Material provided.
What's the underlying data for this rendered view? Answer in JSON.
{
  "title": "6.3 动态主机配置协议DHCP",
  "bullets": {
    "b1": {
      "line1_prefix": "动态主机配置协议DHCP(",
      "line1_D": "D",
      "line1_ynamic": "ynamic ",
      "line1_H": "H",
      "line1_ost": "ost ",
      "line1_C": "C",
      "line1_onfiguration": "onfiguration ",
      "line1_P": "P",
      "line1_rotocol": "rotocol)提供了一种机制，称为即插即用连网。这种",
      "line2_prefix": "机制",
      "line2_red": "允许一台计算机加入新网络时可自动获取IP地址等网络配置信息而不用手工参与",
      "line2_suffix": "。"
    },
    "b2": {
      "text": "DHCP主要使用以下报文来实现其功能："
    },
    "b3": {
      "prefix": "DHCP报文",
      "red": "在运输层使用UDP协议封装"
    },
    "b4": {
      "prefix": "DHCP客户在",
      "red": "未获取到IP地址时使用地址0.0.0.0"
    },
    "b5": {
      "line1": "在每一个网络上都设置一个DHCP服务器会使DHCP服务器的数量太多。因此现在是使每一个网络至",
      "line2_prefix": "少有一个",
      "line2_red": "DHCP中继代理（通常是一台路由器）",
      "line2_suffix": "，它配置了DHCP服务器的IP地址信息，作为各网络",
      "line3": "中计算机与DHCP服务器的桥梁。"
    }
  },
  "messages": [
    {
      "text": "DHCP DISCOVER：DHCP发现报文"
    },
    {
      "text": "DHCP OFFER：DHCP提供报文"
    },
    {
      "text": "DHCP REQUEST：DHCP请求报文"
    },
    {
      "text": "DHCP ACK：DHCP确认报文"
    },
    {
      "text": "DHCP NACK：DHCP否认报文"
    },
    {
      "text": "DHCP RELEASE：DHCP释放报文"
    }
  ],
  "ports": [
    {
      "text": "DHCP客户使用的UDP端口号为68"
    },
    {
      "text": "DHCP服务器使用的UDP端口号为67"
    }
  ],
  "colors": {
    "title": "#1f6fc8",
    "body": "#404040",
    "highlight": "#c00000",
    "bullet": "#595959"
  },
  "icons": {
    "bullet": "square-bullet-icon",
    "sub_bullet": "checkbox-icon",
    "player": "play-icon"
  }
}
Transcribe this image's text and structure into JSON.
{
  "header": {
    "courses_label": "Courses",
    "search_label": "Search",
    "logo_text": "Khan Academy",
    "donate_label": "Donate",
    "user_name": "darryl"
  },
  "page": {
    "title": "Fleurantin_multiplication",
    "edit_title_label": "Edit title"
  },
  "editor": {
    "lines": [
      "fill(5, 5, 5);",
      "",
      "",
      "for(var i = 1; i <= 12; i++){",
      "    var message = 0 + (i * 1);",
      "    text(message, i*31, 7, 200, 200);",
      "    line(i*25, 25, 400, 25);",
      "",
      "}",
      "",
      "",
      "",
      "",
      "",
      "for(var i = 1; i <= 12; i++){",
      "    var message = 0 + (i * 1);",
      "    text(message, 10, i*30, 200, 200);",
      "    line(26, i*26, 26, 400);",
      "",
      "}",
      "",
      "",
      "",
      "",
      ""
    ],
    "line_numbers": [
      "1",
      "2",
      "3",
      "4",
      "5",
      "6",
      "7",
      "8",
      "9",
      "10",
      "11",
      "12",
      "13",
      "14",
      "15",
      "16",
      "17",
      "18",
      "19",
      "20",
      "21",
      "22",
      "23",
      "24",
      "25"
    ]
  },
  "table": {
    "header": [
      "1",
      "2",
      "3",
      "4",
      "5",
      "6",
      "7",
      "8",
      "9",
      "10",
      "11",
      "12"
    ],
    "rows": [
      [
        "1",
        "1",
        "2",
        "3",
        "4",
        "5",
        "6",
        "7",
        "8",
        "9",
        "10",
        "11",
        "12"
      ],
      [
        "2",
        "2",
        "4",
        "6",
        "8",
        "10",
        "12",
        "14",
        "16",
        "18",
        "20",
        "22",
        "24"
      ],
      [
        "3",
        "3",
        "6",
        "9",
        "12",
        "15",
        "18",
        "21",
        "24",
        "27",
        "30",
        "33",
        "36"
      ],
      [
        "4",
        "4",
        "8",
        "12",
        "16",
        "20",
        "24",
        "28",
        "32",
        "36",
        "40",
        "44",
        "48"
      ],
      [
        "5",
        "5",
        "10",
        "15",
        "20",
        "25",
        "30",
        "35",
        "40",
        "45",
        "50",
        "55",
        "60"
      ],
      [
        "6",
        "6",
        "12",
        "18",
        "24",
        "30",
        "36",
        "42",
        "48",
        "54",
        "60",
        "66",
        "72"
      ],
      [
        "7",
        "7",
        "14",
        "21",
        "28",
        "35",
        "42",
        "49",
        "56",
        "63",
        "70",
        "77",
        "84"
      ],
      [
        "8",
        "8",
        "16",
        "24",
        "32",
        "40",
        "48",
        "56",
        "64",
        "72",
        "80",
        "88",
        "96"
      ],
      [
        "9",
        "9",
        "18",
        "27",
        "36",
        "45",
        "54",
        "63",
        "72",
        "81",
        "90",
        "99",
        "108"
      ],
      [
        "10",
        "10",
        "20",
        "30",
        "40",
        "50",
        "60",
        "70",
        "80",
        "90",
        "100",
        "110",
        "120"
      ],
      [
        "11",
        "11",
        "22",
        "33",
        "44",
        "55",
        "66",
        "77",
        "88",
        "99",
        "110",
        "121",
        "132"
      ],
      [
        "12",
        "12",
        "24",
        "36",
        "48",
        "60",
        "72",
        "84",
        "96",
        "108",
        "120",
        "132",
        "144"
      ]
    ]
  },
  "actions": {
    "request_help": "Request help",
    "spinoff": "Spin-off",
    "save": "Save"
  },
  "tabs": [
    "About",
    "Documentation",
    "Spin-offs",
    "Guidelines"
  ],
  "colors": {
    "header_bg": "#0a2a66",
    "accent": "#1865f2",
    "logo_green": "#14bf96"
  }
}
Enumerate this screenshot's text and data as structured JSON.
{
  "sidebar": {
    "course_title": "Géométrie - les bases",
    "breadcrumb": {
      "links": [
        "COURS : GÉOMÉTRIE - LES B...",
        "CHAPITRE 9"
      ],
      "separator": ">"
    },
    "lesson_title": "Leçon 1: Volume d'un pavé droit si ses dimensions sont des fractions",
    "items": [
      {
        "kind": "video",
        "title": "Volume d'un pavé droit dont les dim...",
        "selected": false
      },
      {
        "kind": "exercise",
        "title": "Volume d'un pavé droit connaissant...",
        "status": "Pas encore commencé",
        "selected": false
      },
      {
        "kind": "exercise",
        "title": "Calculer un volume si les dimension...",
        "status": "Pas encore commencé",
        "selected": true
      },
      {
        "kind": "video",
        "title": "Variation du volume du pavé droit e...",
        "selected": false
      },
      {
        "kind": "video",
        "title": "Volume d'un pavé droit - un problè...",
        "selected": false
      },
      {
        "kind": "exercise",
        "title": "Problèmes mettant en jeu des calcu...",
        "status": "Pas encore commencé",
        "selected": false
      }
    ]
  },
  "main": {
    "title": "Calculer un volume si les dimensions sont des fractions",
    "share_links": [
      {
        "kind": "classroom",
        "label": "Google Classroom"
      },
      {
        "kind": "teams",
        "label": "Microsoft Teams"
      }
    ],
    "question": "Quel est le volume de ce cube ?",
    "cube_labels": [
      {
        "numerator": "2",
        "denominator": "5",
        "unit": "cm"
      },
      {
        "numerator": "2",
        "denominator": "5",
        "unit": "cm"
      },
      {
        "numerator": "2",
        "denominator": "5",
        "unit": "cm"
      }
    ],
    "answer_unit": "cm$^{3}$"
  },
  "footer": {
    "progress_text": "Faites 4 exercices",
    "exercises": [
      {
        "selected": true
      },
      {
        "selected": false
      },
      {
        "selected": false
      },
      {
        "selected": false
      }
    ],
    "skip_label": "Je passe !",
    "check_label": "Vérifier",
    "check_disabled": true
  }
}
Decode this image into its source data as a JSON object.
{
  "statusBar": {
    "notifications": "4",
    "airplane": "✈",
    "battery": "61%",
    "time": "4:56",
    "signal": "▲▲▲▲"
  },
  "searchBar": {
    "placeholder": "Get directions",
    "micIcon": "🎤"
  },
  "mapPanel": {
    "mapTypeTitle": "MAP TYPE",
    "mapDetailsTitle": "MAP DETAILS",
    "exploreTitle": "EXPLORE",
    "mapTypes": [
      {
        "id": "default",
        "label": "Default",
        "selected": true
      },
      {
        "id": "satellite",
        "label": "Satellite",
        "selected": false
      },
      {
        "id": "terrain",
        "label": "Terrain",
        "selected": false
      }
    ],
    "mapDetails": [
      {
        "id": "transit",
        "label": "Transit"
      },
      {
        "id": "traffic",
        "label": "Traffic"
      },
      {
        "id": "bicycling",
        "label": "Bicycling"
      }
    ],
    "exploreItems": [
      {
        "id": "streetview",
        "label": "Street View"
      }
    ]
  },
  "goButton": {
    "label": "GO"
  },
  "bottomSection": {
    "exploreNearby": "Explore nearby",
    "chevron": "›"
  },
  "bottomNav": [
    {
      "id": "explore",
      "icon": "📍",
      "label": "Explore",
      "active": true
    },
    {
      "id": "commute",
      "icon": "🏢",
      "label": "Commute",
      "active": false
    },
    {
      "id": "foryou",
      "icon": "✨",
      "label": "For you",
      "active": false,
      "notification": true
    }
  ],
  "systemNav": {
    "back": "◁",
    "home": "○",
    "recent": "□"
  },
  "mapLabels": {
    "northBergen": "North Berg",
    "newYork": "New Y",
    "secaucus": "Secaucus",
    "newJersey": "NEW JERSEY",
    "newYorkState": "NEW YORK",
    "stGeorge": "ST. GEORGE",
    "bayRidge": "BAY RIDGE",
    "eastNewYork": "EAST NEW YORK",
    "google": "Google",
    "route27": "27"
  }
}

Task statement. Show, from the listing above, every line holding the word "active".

Solution for this task.
      "active": true
      "active": false
      "active": false,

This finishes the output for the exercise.